    Type: String
    Default: staging
      - staging
      - production

This parameter can be used to fetch SSM-backed environment variables that leveage dynamic paths like /myapp/${RailsEnv}/MY_VARIABLE. The template.yaml file will then look like this example below. This way you can have one different SSM variable for each one of your environments in a single AWS account.

    SECRET: x-crypteia-ssm:/myapp/${RailsEnv}/SECRET
    ACCESS_KEY: x-crypteia-ssm:/myapp/${RailsEnv}/access-key
    X_CRYPTEIA_SSM: x-crypteia-ssm-path:/myapp/${RailsEnv}/envs

IAM Permissions

Please refer to the AWS guide on Restricting access to Systems Manager parameters using IAM policies for details on which policies your function's IAM Role will need. These examples assume the /myapp prefix and should work for direct secrets in that path or further nesting in a path prefix as described in the usage section.

  "Version": "2012-10-17",
  "Statement": [
      "Effect": "Allow",
      "Action": ["ssm:Get*", "ssm:Describe*"],
      "Resource": "arn:aws:ssm:*:${AWS::AccountId}:parameter/myapp/*"

Here is an example Policies section you could add to your AWS SAM template.yaml file.

  - Statement:
    - Effect: Allow
      Action: ["ssm:Get*", "ssm:Describe*"]
        - !Sub arn:aws:ssm:*:${AWS::AccountId}:parameter/myapp/*

Note If you are not using the default encryption key, you will also need to add a KMSDecryptPolicy policy.


Crypteia has very verbose logging which is enabled via the CRYPTEIA_DEBUG environment variable:


Example of logs:

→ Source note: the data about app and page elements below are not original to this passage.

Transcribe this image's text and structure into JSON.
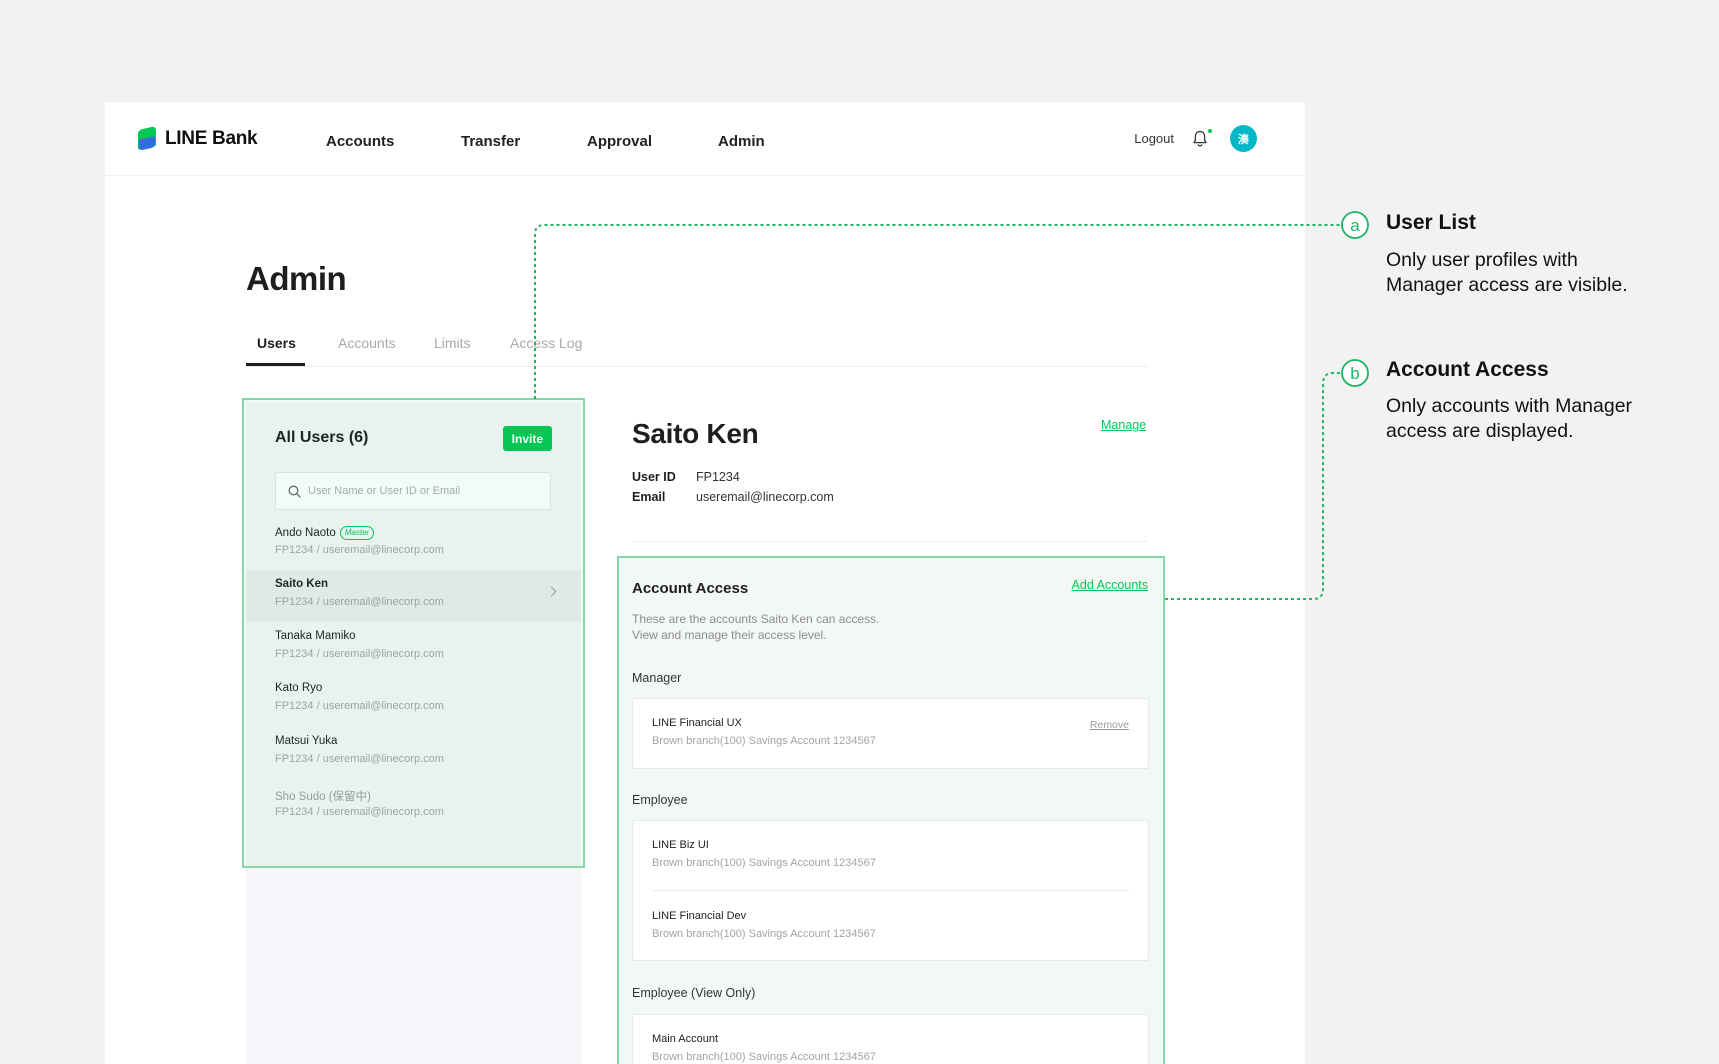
{
  "header": {
    "logo_text": "LINE Bank",
    "nav": [
      "Accounts",
      "Transfer",
      "Approval",
      "Admin"
    ],
    "logout_label": "Logout",
    "avatar_initial": "湊"
  },
  "page": {
    "title": "Admin",
    "tabs": [
      "Users",
      "Accounts",
      "Limits",
      "Access Log"
    ],
    "active_tab": "Users"
  },
  "user_list": {
    "title": "All Users (6)",
    "invite_label": "Invite",
    "search_placeholder": "User Name or User ID or Email",
    "users": [
      {
        "name": "Ando Naoto",
        "badge": "Master",
        "sub": "FP1234 / useremail@linecorp.com"
      },
      {
        "name": "Saito Ken",
        "sub": "FP1234 / useremail@linecorp.com",
        "selected": true
      },
      {
        "name": "Tanaka Mamiko",
        "sub": "FP1234 / useremail@linecorp.com"
      },
      {
        "name": "Kato Ryo",
        "sub": "FP1234 / useremail@linecorp.com"
      },
      {
        "name": "Matsui Yuka",
        "sub": "FP1234 / useremail@linecorp.com"
      },
      {
        "name": "Sho Sudo (保留中)",
        "sub": "FP1234 / useremail@linecorp.com",
        "muted": true
      }
    ]
  },
  "detail": {
    "name": "Saito Ken",
    "manage_label": "Manage",
    "user_id_label": "User ID",
    "user_id": "FP1234",
    "email_label": "Email",
    "email": "useremail@linecorp.com"
  },
  "account_access": {
    "title": "Account Access",
    "add_label": "Add Accounts",
    "desc_line1": "These are the accounts Saito Ken can access.",
    "desc_line2": "View and manage their access level.",
    "manager_label": "Manager",
    "manager_accounts": [
      {
        "name": "LINE Financial UX",
        "desc": "Brown branch(100) Savings Account 1234567",
        "action": "Remove"
      }
    ],
    "employee_label": "Employee",
    "employee_accounts": [
      {
        "name": "LINE Biz UI",
        "desc": "Brown branch(100) Savings Account 1234567"
      },
      {
        "name": "LINE Financial Dev",
        "desc": "Brown branch(100) Savings Account 1234567"
      }
    ],
    "view_only_label": "Employee (View Only)",
    "view_only_accounts": [
      {
        "name": "Main Account",
        "desc": "Brown branch(100) Savings Account 1234567"
      }
    ]
  },
  "annotations": {
    "a": {
      "marker": "a",
      "title": "User List",
      "line1": "Only user profiles with",
      "line2": "Manager access are visible."
    },
    "b": {
      "marker": "b",
      "title": "Account Access",
      "line1": "Only accounts with Manager",
      "line2": "access are displayed."
    }
  },
  "colors": {
    "brand_green": "#06c755",
    "highlight": "#82d8a6",
    "avatar": "#06b8c7"
  }
}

This project is built for GitHub Codespcaes using the Development Container specification. Even though Codespaces may not be available to everyone, this project's containers are simple for anyone to make work with any editor.

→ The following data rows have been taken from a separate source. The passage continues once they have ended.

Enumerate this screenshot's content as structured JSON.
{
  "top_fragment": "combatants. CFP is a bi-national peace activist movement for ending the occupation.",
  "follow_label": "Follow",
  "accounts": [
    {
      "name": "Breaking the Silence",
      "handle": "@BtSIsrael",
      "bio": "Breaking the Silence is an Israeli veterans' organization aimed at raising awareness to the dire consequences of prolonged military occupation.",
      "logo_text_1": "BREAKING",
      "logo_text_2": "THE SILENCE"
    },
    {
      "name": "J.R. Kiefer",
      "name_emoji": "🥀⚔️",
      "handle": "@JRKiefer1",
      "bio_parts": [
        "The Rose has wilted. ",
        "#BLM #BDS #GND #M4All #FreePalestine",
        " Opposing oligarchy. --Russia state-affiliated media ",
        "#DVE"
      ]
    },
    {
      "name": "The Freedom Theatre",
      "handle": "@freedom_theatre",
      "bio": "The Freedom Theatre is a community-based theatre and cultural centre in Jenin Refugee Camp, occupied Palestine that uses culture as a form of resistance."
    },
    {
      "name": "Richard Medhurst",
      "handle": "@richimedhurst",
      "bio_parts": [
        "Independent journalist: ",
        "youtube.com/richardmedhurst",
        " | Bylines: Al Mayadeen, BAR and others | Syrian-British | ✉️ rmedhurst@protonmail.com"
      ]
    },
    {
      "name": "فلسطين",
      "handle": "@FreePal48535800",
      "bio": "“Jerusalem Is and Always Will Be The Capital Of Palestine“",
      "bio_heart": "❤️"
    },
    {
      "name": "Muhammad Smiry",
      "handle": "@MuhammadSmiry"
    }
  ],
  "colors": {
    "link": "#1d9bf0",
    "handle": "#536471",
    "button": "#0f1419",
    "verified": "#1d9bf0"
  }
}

Our development container is based on the vscode-remote-try-rust demo project. For details on the VS Code Rust development container, have a look at the container's history. Once you have the repo cloned and set up with a dev container using Codespaces, VS Code, or the Dev Container CLI, run the following commands which will install packages, build your project, and run tests without needing to connect to SSM:


If you want to test SSM with your AWS account, the AWS CLI is installed on the dev container. Set it up with your test credentials using the following. These will be passed thru to various build/test containers.

export AWS_ACCESS_KEY_ID=...
export AWS_REGION=...

You can also develop using the Amazon Linux 2 support. This will use Docker-in-Docker to download AWS SAM and Lambda images to build cryptia using what is present (e.g. glibc) in your environment:


Using VS Code

If you have the Visual Studio Code Dev Container extension installed you can easily clone this repository locally, use the "Open Folder in Container..." command, and use the integrated terminal for your setup and test commands. Example:

VS Code showing the "Dev Containers: Open Folder in Container..." command.

VS Code window with the Crypteia project open in a dev container. Shown too are the tests running.

Dev Container CLI

You can use the open-source Dev Container CLI to mimic what Codespaces and/or VS Code are doing for you. In this way, you can use different editors. You must have Docker installed. Here are the commands to build the dev container and setup/test the project:

devcontainer build --workspace-folder .
devcontainer up --workspace-folder .
devcontainer run-user-commands --workspace-folder .
devcontainer exec --workspace-folder . ./bin/setup
devcontainer exec --workspace-folder . ./bin/test-local

Showing Sublime Text on a Mac using the Dev Container CLI to run Crypteia tests.